"push the envelope"
Posted by Bruce Kahl on December 10, 1999
In Reply to: "Push the envelope" posted by Arthur Smith on December 10, 1999
: : I will accept the premise that "push the envelope"
: : originated with airline pilots, but I would like to
: : know in exactly what context: the actual practical
: : mechanics of flying as in the use of the controls
: : relative to a certain aspect of aircraft performance,
: : the theory of flight as in aerodynamics or the
: : efficiency with which the aircraft performs relative
: : to outside forces, or some other practical
: : explanation?
This expression comes out of the US Air Force test pilot program
of the late 1940's.
The envelope refers to a plane's performance capabilities. The limits of the planes ability to fly at speeds and altitudes and under certain stresses define what is known as its performance envelope. It's an "envelope" in the sense that it contains the ranges of the plane's abilities.
"Pushing the envelope" is a good example of how jargon -- the specialized or technical vocabulary of a group or profession -- gradually enters general usage. "Pushing the envelope" comes from the jargon of test pilots, and has actually been around since the end of the Second World War. The "envelope" involved is a sort of visual metaphor for the technical limits of a high-performance aircraft. A graph of such an aircraft's performance would appear as a rising slope as the craft approaches its limits of speed and stress, then fall off rapidly (putting it mildly) when the plane exceeds its capacity and the pilot loses control. Safety, relatively speaking, lies within these limits, or "inside the envelope." A pilot who "pushes the envelope" and tries to exceed the known capabilities of the aircraft risks what engineers delicately term "catastrophic system failure," otherwise known as a crash.
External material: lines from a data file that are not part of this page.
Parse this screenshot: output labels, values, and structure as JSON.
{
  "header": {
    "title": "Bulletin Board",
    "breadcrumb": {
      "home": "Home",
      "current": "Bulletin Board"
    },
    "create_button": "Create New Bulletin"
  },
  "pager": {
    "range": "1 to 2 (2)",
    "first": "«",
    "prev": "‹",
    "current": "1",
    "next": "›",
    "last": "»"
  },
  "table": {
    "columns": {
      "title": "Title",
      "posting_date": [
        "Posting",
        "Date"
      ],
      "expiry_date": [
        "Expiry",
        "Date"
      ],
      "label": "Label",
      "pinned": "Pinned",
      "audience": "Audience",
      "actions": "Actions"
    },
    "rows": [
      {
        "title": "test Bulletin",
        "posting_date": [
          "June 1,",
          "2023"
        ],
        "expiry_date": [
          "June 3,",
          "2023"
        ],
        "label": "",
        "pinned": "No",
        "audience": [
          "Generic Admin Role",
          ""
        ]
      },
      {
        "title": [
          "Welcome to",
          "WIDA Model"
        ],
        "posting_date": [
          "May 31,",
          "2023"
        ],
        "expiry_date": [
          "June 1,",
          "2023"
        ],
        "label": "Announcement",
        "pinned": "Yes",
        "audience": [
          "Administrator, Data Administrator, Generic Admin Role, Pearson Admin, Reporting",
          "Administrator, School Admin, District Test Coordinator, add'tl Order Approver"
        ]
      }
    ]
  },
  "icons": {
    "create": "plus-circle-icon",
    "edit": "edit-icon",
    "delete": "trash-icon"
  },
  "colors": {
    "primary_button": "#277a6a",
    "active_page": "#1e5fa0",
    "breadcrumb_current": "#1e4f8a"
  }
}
Because "pushing the envelope" had such a esoteric origin, it took a best-selling book -- Tom Wolfe's "The Right Stuff" in 1979 -- and later the popular movie "Top Gun" to introduce it to the general public. Since then it has begun to crop up in increasingly non-technical contexts, to the point where it is now a currently trendy metaphor for simply "pushing it," or testing the limits of what is permissible in a given situation.